This summer's biggest on-court move for Sacramento was easily the decision to not re-sign Tyreke Evans. The Kings were able to nab a nice asset from New Orleans in Greivis Vasquez in return, and as such, many fans view Vasquez as Sacramento's starting PG already. It's easy to see why. When you trade a player of Evans quality, you're hoping to get a starter in return. Vasquez also led the league in total assists last year, a skill that is much needed on a Kings team that is oft-labeled as selfish and rightly so.
But there's a 5'9, 185 lb. problem with simply penciling in Vasquez as the starter. Isaiah Thomas is the incumbent and will be working hard to stay that way.
Thomas has already blown by any and all expectations that were set for him in the NBA. Last picks in the draft aren't usually expected to even make a team, let alone start. But Isaiah Thomas was able to do that and more. In his career-to-date he's proven that he's an exceedingly talented scorer, a good passer, and a capable defender. More so than probably any other player in the last two years, Thomas has single-handedly kept Sacramento in games that they shouldn't have been in. He's also been very consistent despite changing circumstances. Last year, Thomas had a bit of a rough start due to a new offense that Keith Smart tried to install that was soon scrapped. He ended up losing his starting role to Aaron Brooks for a while because of his troubles in that offense. That proved to be a mistake. Brooks was a better shooter than Thomas, but a much worse passer and defender. Thomas eventually re-joined the starting lineup while Brooks was waived midway through the season.
That brings us to this year, where Thomas again seemingly faces an uphill battle to retain his spot in the starting lineup. The Kings have brought in two new Point Guards in Vasquez and rookie Ray McCallum. Both Vasquez and Thomas will be playing for new contracts this season. McCallum had a nice summer league, but until he proves himself in the NBA, he'll be on the sideline, or more likely, in Reno.
Thomas and Vasquez bring different sets of skills to the table. Vasquez is a much better passer. Thomas is a much better scorer. Vasquez is much taller. Thomas is much quicker.

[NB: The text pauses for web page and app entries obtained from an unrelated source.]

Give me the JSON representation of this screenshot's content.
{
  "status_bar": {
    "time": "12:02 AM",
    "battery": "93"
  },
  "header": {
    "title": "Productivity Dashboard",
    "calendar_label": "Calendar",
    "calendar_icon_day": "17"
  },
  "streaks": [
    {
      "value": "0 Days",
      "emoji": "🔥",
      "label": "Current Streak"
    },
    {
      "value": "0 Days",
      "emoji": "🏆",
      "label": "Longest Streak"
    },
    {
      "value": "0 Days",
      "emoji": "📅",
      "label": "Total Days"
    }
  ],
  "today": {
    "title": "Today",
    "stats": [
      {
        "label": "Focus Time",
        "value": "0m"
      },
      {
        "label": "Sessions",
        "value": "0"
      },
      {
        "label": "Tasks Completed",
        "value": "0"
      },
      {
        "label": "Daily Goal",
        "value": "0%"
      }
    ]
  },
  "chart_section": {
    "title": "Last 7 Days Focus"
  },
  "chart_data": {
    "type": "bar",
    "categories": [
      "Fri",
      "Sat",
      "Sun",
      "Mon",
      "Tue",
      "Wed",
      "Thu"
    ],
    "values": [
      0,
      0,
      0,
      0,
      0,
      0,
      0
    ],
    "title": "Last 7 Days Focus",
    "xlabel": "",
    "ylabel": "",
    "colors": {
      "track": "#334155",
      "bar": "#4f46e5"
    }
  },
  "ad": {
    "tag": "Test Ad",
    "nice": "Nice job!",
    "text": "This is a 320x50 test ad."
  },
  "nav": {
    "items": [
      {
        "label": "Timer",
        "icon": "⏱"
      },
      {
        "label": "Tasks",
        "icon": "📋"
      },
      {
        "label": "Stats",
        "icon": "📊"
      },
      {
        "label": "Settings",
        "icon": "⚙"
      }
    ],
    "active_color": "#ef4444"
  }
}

What will likely determine which of Thomas or Vasquez starts is defense. Michael Malone is a defensive minded coach and has been adamant about making the Kings better on that front (they were last in the league in opponent points per game and 29th in Defensive Rating last season). Thomas, as of now, is the better defender. Despite his short stature, Thomas is able to stay in front of his man thanks to his low center of gravity and quickness. He's also very strong for his size. According to MySynergySports, Thomas does very well in two specific areas of defense: Isolation and Post-up. In Isolation, he allowed just 0.7 points per possession and 33.3% shooting. His post-up numbers are even more impressive, given that he's a player that seemingly should be taken advantage of in the post. Yet he allows just 0.69 points per possession and 34.8% shooting on Post-Ups.
(Insert obligatory Javale McGee Post-Up Fail GIF here)
Vasquez on the other hand doesn't do particularly well in any defensive category. He's got good size, but he's very slow, particularly laterally. The advantage seems to tilt towards Thomas here.
Now, even if Vasquez does start, Isaiah can still be incredibly useful off the bench as a sparkplug scorer, much like his friend Nate Robinson and former mentor Bobby Jackson. Thomas will simply need a clearly defined role, something that was not the case for him (or much of the team) last year.
If Thomas does start, he'll need to improve his passing game. He doesn't need to be as good as Vasquez, but he should be better than where he is at now. With Evans gone from the team, Thomas will get more opportunities to run the team by himself, as well as play with more shooters.
I'm also of the belief that we will see significant stints this year where the Kings will run both Isaiah Thomas and Greivis Vasquez at the same time. Malone's former team in Golden State employed this dual Point Guard tactic to great effect with Steph Curry and Jarrett Jack. New GM Pete D'Alessandro also comes from a Denver team that featured two starting Point Guards in Andre Miller and Ty Lawson. I don't think Sacramento will go so far as to start both of them though, not with Ben McLemore and Marcus Thornton aboard.
I'm an unabashed Isaiah Thomas fan and in my two years of watching him, one thing I've learned is to not doubt his capabilities. I wouldn't count him out as a starter just yet.
(H/T to HeuristicLineup for linking to this video on Twitter this morning)